By John Orrell, Contributing Writer
Hudson – When Hudson High School’s Kayla Currin first laced up skates at age 3, few may have predicted that that would set the stage for a commitment to ice hockey that has had few boundaries along the way.
Following the lead of her two older hockey-playing brothers, Currin would not be held back and by virtue of her own tenacity and budding skills, began a progression that started with skating for the elite co-ed Minuteman Flames at age 5. From there, the foundation was in place for what would be a hugely successful sports career at the high school level and perhaps one day, beyond.
Now a junior, Currin competes for the Algonquin/Hudson girls’ varsity high school team, a co-op squad consisting of players from Marlborough, Hudson, Nashoba and Algonquin Regional high schools. While the team has struggled with wins and losses, it’s been no means a reflection on her contributions and dedication. Currin has been a Telegram & Gazette All Star for three consecutive years and has also been chosen as a Metrowest All Star. Her much-coveted goal of reaching the 100-point milestone occurred in a 5-0 whitewash of host Auburn High School Feb. 21. But it’s the team’s absence of post-season play that troubles her the most.
“I just really want to make playoffs every year. That’s the big goal,” acknowledged Currin. “Not reaching that makes the remaining games pointless and you’re just playing to play. It’s not the same. I love to be intense and step up to be a leader.”
“Hockey is very important to Kayla and she is always striving to be the best she can be to help the team win,” said head coach Jay Monfreda. “She brings intensity and commitment to the team and it shows on the ice, as well as off. You can see it in her face because she wears her emotions on her sleeve, that she is physically and emotionally drained after games. She takes losses hard and not making playoffs the last few years has frustrated her.”

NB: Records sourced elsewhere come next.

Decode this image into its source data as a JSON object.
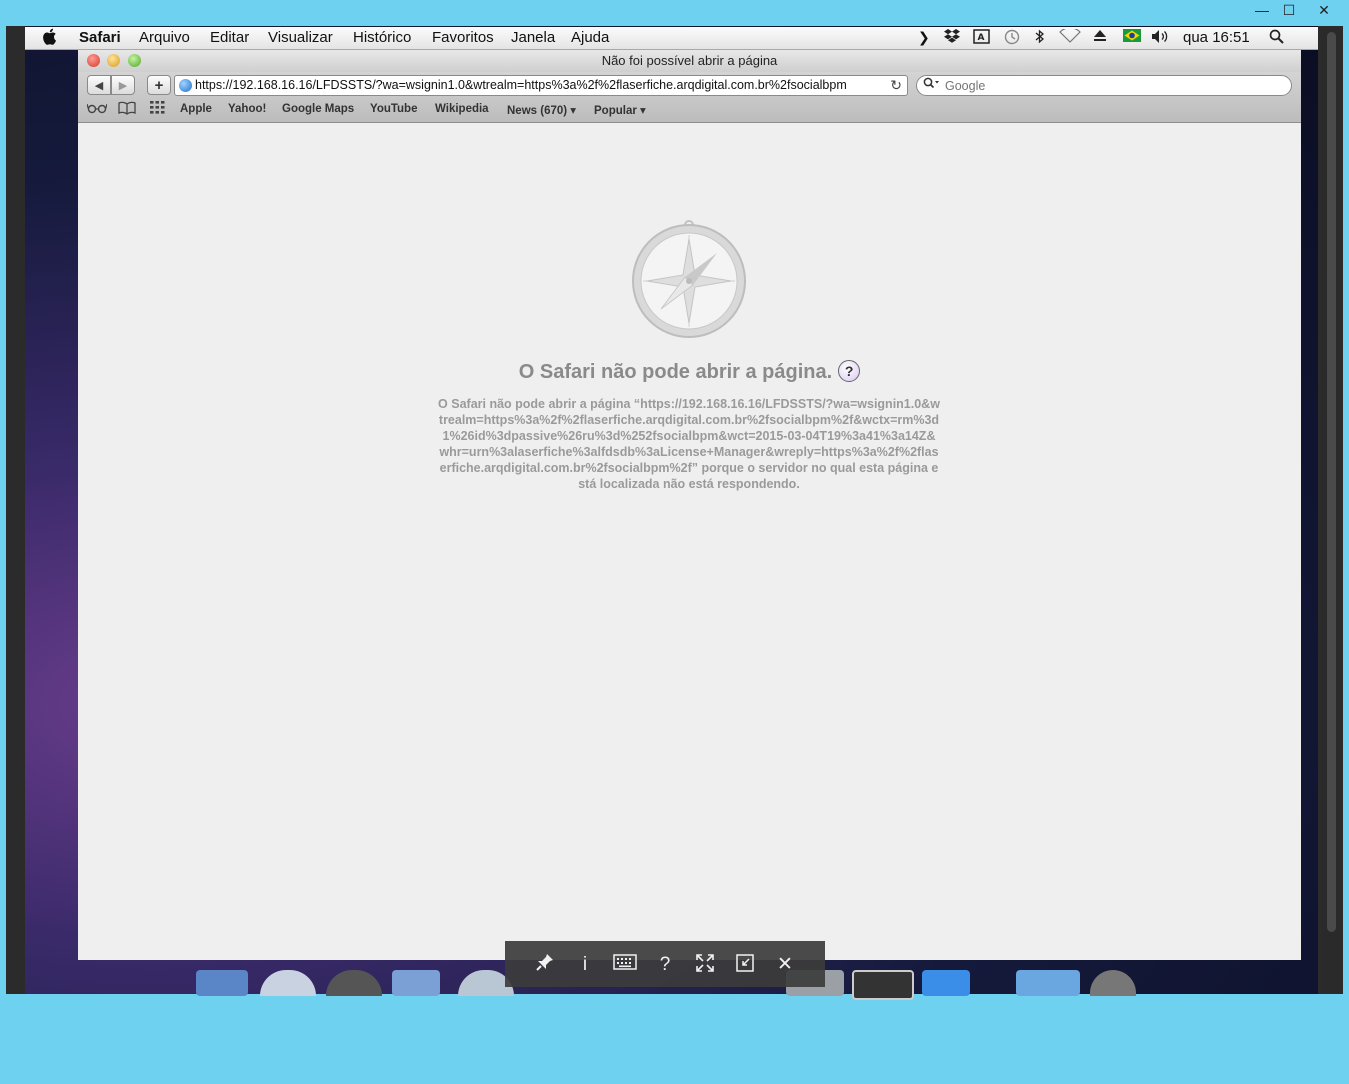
{
  "remote_window": {
    "minimize": "—",
    "maximize": "☐",
    "close": "✕"
  },
  "menubar": {
    "app": "Safari",
    "items": [
      "Arquivo",
      "Editar",
      "Visualizar",
      "Histórico",
      "Favoritos",
      "Janela",
      "Ajuda"
    ],
    "clock": "qua 16:51"
  },
  "safari": {
    "window_title": "Não foi possível abrir a página",
    "url": "https://192.168.16.16/LFDSSTS/?wa=wsignin1.0&wtrealm=https%3a%2f%2flaserfiche.arqdigital.com.br%2fsocialbpm",
    "search_placeholder": "Google",
    "bookmarks": [
      "Apple",
      "Yahoo!",
      "Google Maps",
      "YouTube",
      "Wikipedia",
      "News (670) ▾",
      "Popular ▾"
    ]
  },
  "error": {
    "title": "O Safari não pode abrir a página.",
    "help": "?",
    "message": "O Safari não pode abrir a página “https://192.168.16.16/LFDSSTS/?wa=wsignin1.0&wtrealm=https%3a%2f%2flaserfiche.arqdigital.com.br%2fsocialbpm%2f&wctx=rm%3d1%26id%3dpassive%26ru%3d%252fsocialbpm&wct=2015-03-04T19%3a41%3a14Z&whr=urn%3alaserfiche%3alfdsdb%3aLicense+Manager&wreply=https%3a%2f%2flaserfiche.arqdigital.com.br%2fsocialbpm%2f” porque o servidor no qual esta página está localizada não está respondendo."
  },
  "remote_toolbar": {
    "pin": "📌",
    "info": "i",
    "keyboard": "⌨",
    "help": "?",
    "fullscreen": "⤢",
    "fit": "⧉",
    "close": "✕"
  }
}
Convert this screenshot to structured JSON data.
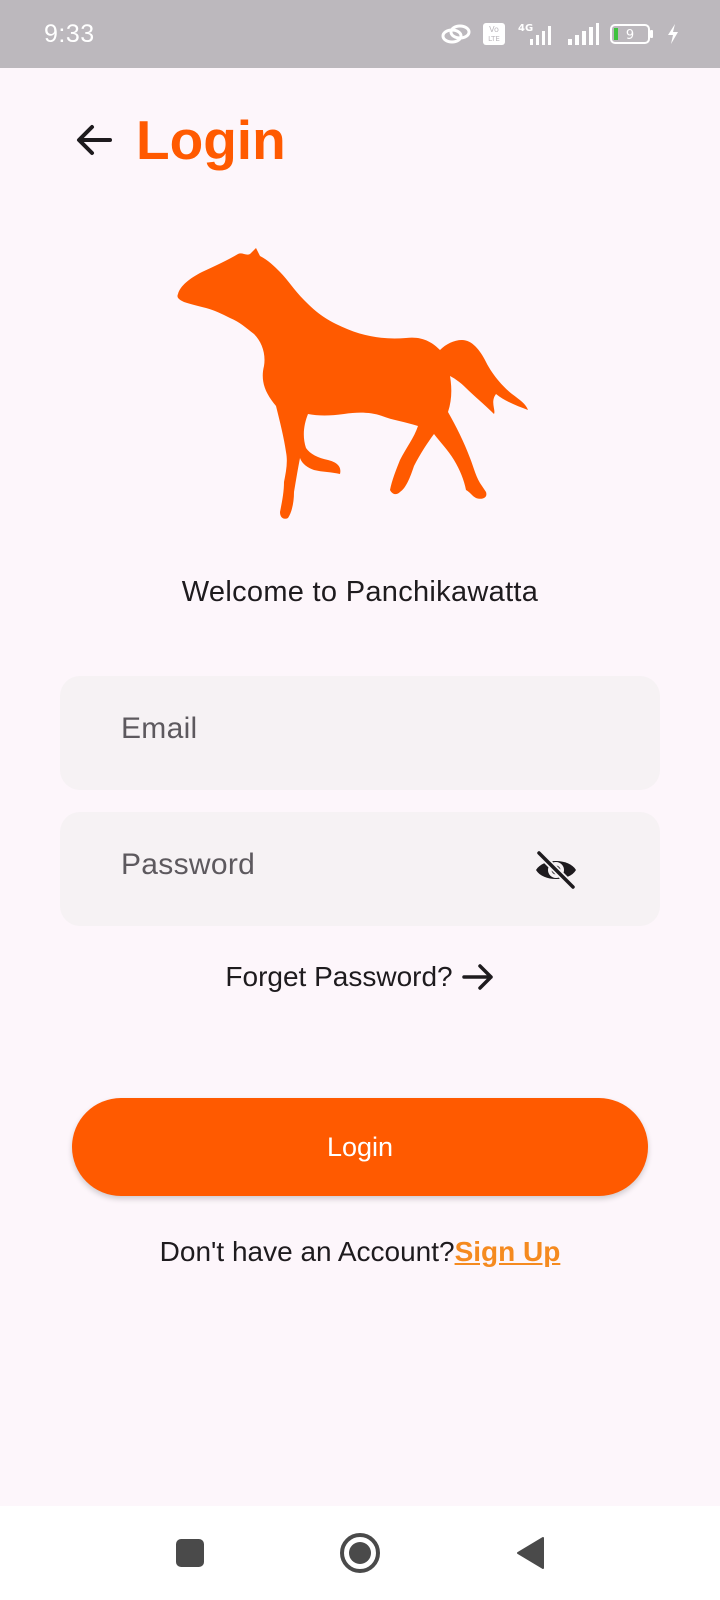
{
  "status_bar": {
    "time": "9:33",
    "network": "4G",
    "volte": "Vo LTE",
    "battery": "9"
  },
  "header": {
    "back_icon": "arrow-left-icon",
    "title": "Login"
  },
  "logo": {
    "icon": "horse-icon",
    "color": "#ff5a00"
  },
  "welcome_text": "Welcome to Panchikawatta",
  "email": {
    "placeholder": "Email",
    "value": ""
  },
  "password": {
    "placeholder": "Password",
    "value": "",
    "visibility_icon": "eye-off-icon"
  },
  "forgot": {
    "label": "Forget Password?",
    "icon": "arrow-right-icon"
  },
  "login_button": {
    "label": "Login"
  },
  "signup": {
    "prompt": "Don't have an Account?",
    "link": "Sign Up"
  },
  "colors": {
    "accent": "#ff5a00",
    "link": "#f58a1f",
    "background": "#fdf6fb"
  }
}
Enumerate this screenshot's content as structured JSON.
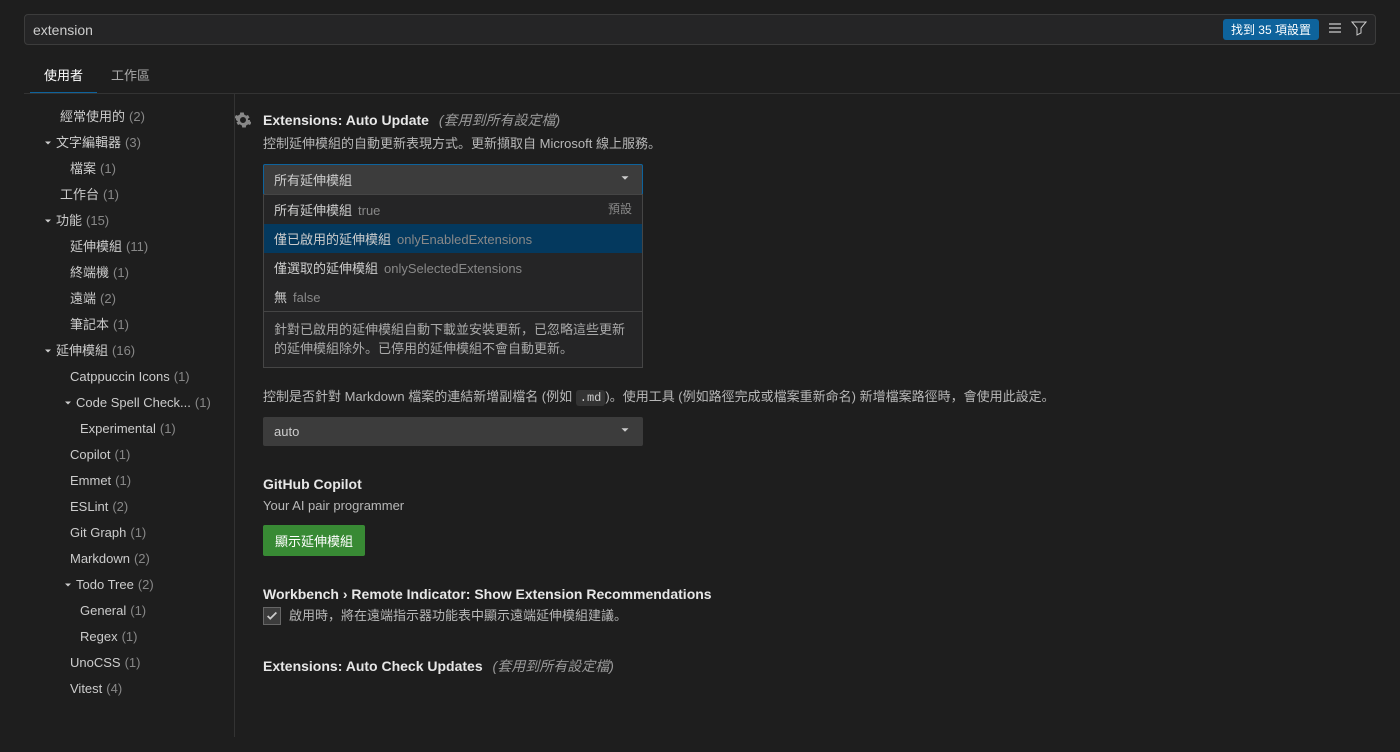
{
  "search": {
    "value": "extension",
    "result_badge": "找到 35 項設置"
  },
  "tabs": {
    "user": "使用者",
    "workspace": "工作區"
  },
  "sidebar": [
    {
      "label": "經常使用的",
      "count": "(2)",
      "indent": "indent-1b",
      "expandable": false
    },
    {
      "label": "文字編輯器",
      "count": "(3)",
      "indent": "indent-1",
      "expandable": true
    },
    {
      "label": "檔案",
      "count": "(1)",
      "indent": "indent-2",
      "expandable": false
    },
    {
      "label": "工作台",
      "count": "(1)",
      "indent": "indent-1b",
      "expandable": false
    },
    {
      "label": "功能",
      "count": "(15)",
      "indent": "indent-1",
      "expandable": true
    },
    {
      "label": "延伸模組",
      "count": "(11)",
      "indent": "indent-2",
      "expandable": false
    },
    {
      "label": "終端機",
      "count": "(1)",
      "indent": "indent-2",
      "expandable": false
    },
    {
      "label": "遠端",
      "count": "(2)",
      "indent": "indent-2",
      "expandable": false
    },
    {
      "label": "筆記本",
      "count": "(1)",
      "indent": "indent-2",
      "expandable": false
    },
    {
      "label": "延伸模組",
      "count": "(16)",
      "indent": "indent-1",
      "expandable": true
    },
    {
      "label": "Catppuccin Icons",
      "count": "(1)",
      "indent": "indent-2",
      "expandable": false
    },
    {
      "label": "Code Spell Check...",
      "count": "(1)",
      "indent": "indent-1b",
      "expandable": true,
      "indentChev": true
    },
    {
      "label": "Experimental",
      "count": "(1)",
      "indent": "indent-3",
      "expandable": false
    },
    {
      "label": "Copilot",
      "count": "(1)",
      "indent": "indent-2",
      "expandable": false
    },
    {
      "label": "Emmet",
      "count": "(1)",
      "indent": "indent-2",
      "expandable": false
    },
    {
      "label": "ESLint",
      "count": "(2)",
      "indent": "indent-2",
      "expandable": false
    },
    {
      "label": "Git Graph",
      "count": "(1)",
      "indent": "indent-2",
      "expandable": false
    },
    {
      "label": "Markdown",
      "count": "(2)",
      "indent": "indent-2",
      "expandable": false
    },
    {
      "label": "Todo Tree",
      "count": "(2)",
      "indent": "indent-1b",
      "expandable": true,
      "indentChev": true
    },
    {
      "label": "General",
      "count": "(1)",
      "indent": "indent-3",
      "expandable": false
    },
    {
      "label": "Regex",
      "count": "(1)",
      "indent": "indent-3",
      "expandable": false
    },
    {
      "label": "UnoCSS",
      "count": "(1)",
      "indent": "indent-2",
      "expandable": false
    },
    {
      "label": "Vitest",
      "count": "(4)",
      "indent": "indent-2",
      "expandable": false
    }
  ],
  "settings": {
    "autoUpdate": {
      "title": "Extensions: Auto Update",
      "scope": "(套用到所有設定檔)",
      "desc": "控制延伸模組的自動更新表現方式。更新擷取自 Microsoft 線上服務。",
      "selected": "所有延伸模組",
      "options": [
        {
          "label": "所有延伸模組",
          "extra": "true",
          "default": "預設"
        },
        {
          "label": "僅已啟用的延伸模組",
          "extra": "onlyEnabledExtensions",
          "highlighted": true
        },
        {
          "label": "僅選取的延伸模組",
          "extra": "onlySelectedExtensions"
        },
        {
          "label": "無",
          "extra": "false"
        }
      ],
      "optionDesc": "針對已啟用的延伸模組自動下載並安裝更新，已忽略這些更新的延伸模組除外。已停用的延伸模組不會自動更新。"
    },
    "markdown": {
      "desc_pre": "控制是否針對 Markdown 檔案的連結新增副檔名 (例如 ",
      "code": ".md",
      "desc_post": ")。使用工具 (例如路徑完成或檔案重新命名) 新增檔案路徑時，會使用此設定。",
      "selected": "auto"
    },
    "copilot": {
      "title": "GitHub Copilot",
      "desc": "Your AI pair programmer",
      "button": "顯示延伸模組"
    },
    "remote": {
      "title": "Workbench › Remote Indicator: Show Extension Recommendations",
      "desc": "啟用時，將在遠端指示器功能表中顯示遠端延伸模組建議。"
    },
    "autoCheck": {
      "title": "Extensions: Auto Check Updates",
      "scope": "(套用到所有設定檔)"
    }
  }
}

Currin was also devoted to softball into her early high school days but ice hockey was always front and center. She also competed as a midfielder on the varsity lacrosse and field hockey teams. Despite her other sports’ time and commitment, Currin skates year-round with little rest, but she admits to not wanting to have it any other way.
Off the ice, she is soft-spoken, reserved and calm in nature. But as soon as she steps on the ice, the adrenaline takes over and the intensity and drive that are part of her DNA catch fire.
“Kayla is a quiet kid, respectful of her coaches and teammates,” said Monfreda. “Something certainly happens when she puts on that helmet for battle as she is very protective of her teammates on the ice. She has ice in her veins and never counts the team out and her ‘refuse to lose’ attitude has been contagious to all her teammates.”
On the night of her 100th career point, Currin, a left wing, was admittedly anxious to hit the mark and recalls the play that sealed it: “I knew I was two points away and I just went for it. I got the assist for my hundredth point. It was a three-on-one and I didn’t know at the time whether I assisted it or not so when I found out later I was really excited.”
Besides passing the 100 point plateau, Currin has recorded 61 goals which is second highest in school history. Her 103 total career points also trails only Andrea Fahey’s 116 and Elizabeth Holmes’109 for all-time team career point leader.
Currin sometimes has been compared to Shrewsbury High School scoring standout Delaney Couture who has a commanding lead in points in central Mass. Couture notched her 100th goal last month.
“We’ve played together on different teams so I know her well. On the ice we don’t like each other but off the ice we’re friends,” she said, smiling.
Currin is fully committed to continuing her hockey career after graduation. No one can doubt her will to succeed, least of all coach Monfreda.
“Kayla is a silent leader and leads by example,” he said. “She plays with intensity and always wants to be on the ice with the puck on her stick when the game is on the line. That desire to win has been infectious to the many.”